“But everyone gets right into it, twinkles Faye. “Dance moves – the lot! In Pray and Relight My Fire people really join in.”
Of course no show can run this long without encountering the occasional problem, but as they top each other’s stories of costume malfunctions (if you see the show and an actor appears to be waggling their tongue at someone else then you’re witnessing code for ‘costume cock-up – check yourself!), technical bloopers, ghost sightings and almost-falling-off-the-stage dramas, it is clear that the girls are having a ball. Apart from their families, is there, I wonder, anything they miss?
“I always check to see where the closest Pret is to the theatre otherwise I miss my crayfish and avocado sandwiches,” says Sarah Kate.
For Faye it’s all about home comforts. “Sometimes I just miss sitting on a couch,” she muses.
“And if the Wi-Fi in the digs isn’t very good then I can’t catch up on Neighbours,” wails Katy.
“At home I have a huge bear called Teddy. He’s too big to tour and so I miss him,” sighs Rachelle.
“A guaranteed decent shower! The one I’m in now feels like I’m being whipped,” grumbles Lauren.
It is all pretty down to earth stuff, but that’s who they are: down-to-earth girls who just happen to be supremely talented and who have been entrusted with a wonderful story to tell.
With Manchester being home turf for Lauren, Katy and Sarah, the girls are especially looking forward to Salford.
“I have very vivid memories of being around three-years-old and watching Alice in Wonderland in Manchester. They looked so pretty and I wanted to do what they did so much,” Katy smiles at the memory of her toddler self. “Getting to open in Manchester was incredible; I can’t put it into words. All the years of training, the endless lifts my parents gave me to classes – it all paid off. To have my family there and for them to hear that insane response was just amazing. Salford will be the same,” she says, a mile-wide smile revealing how significant support on home turf is to her.
As I wend my way home after the evening performance I do so a full heart, having been reminded what – and who – truly matters.

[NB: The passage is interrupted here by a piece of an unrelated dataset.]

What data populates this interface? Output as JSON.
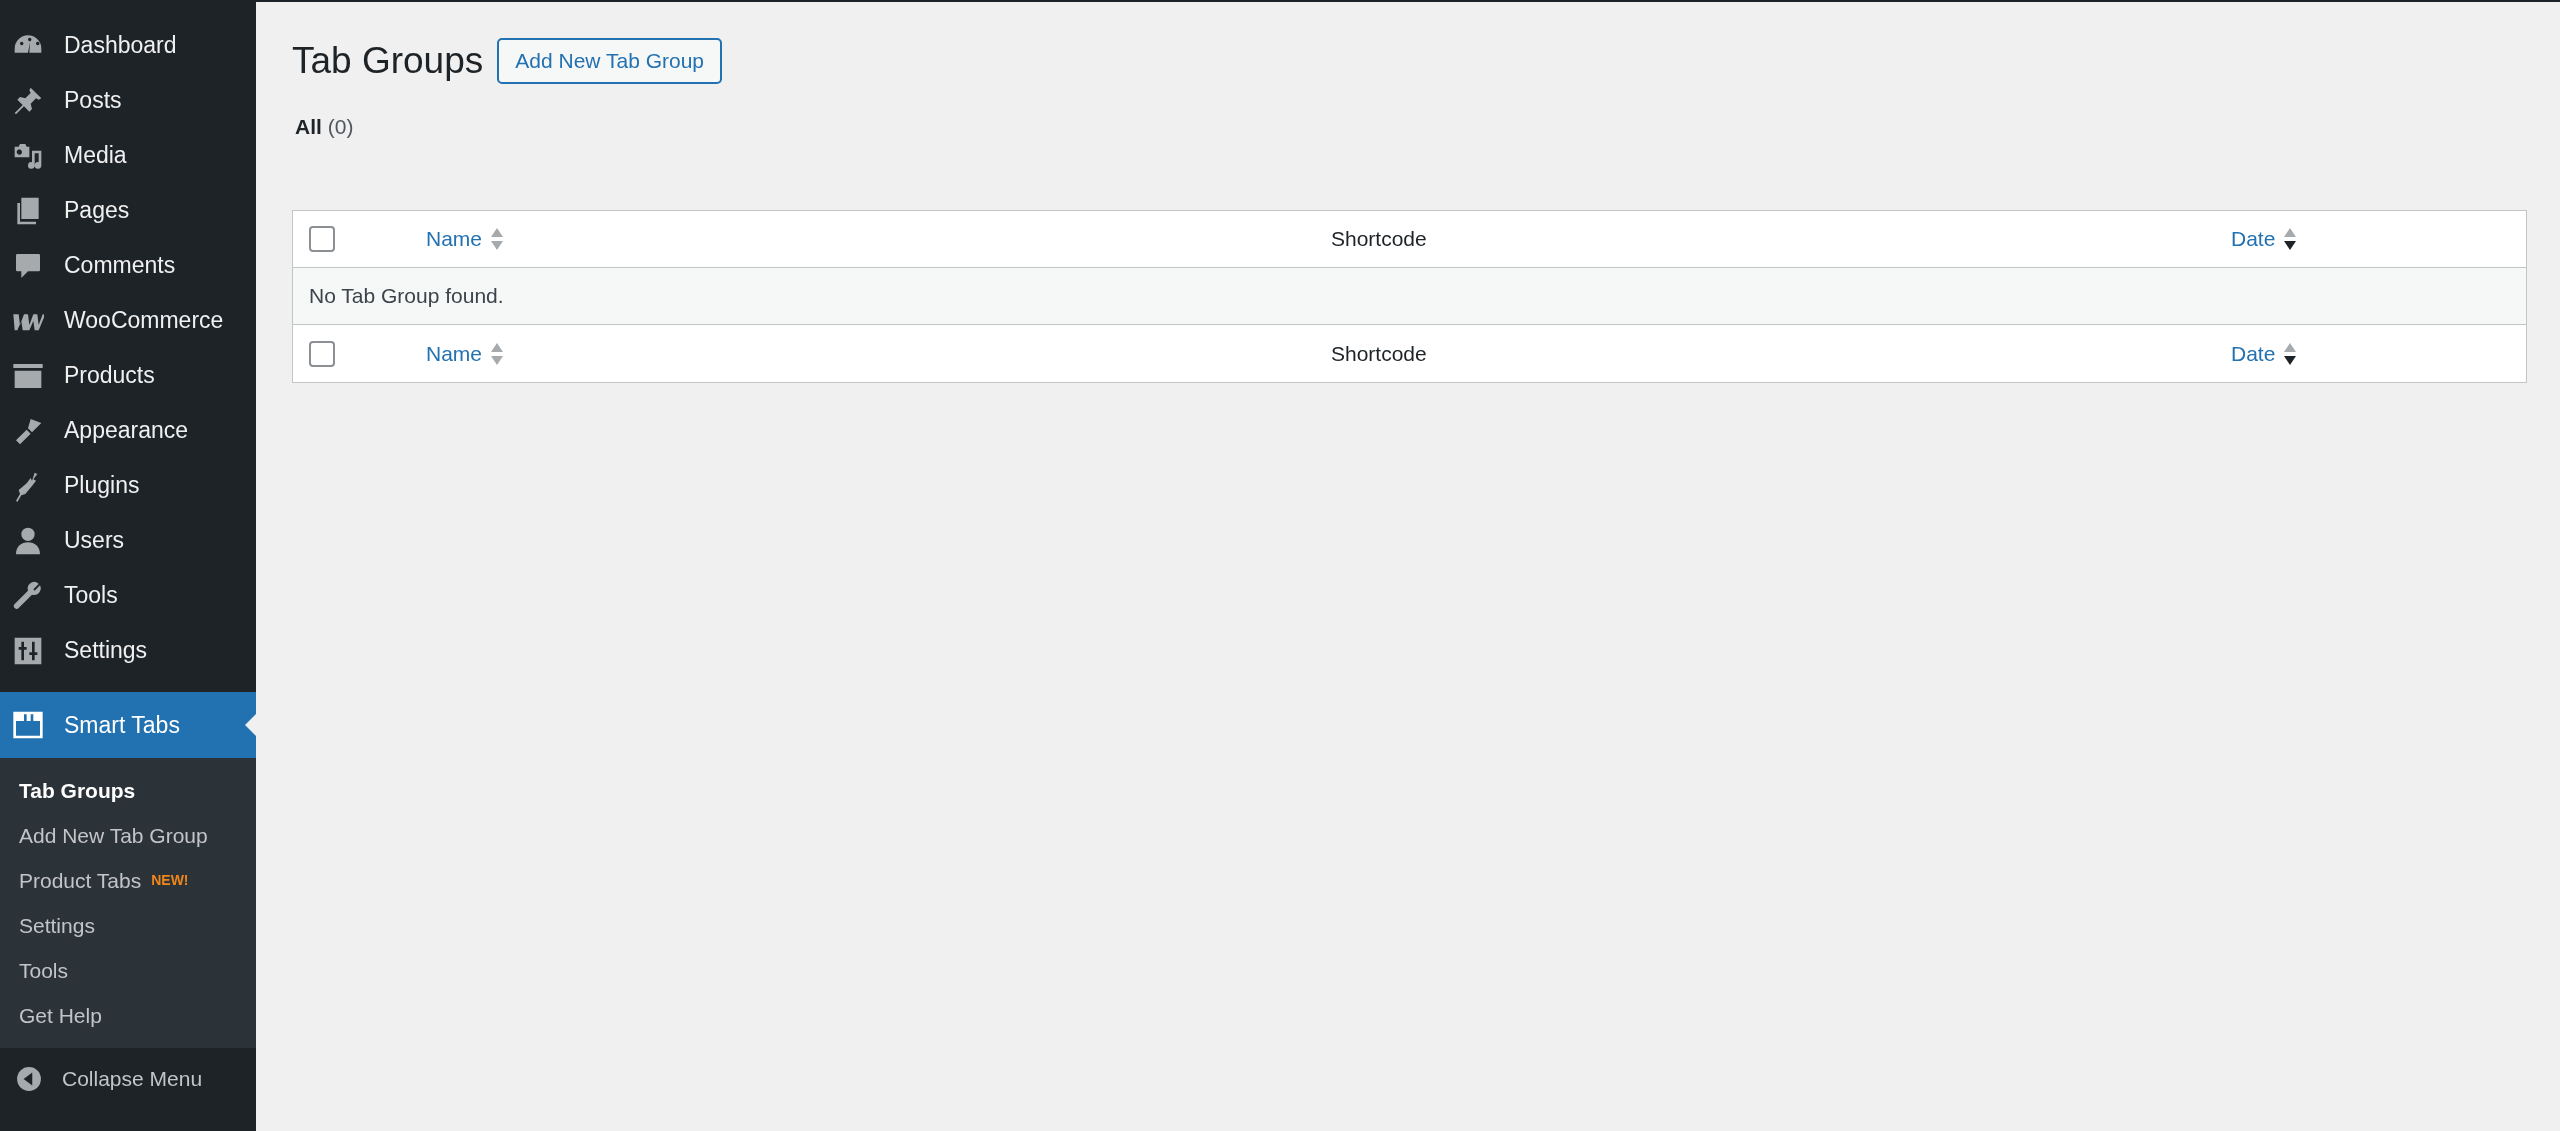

I’ve shed a few tears, but I have also sung myself hoarse and laughed myself silly. Thanks, girls. I’ll definitely Take That.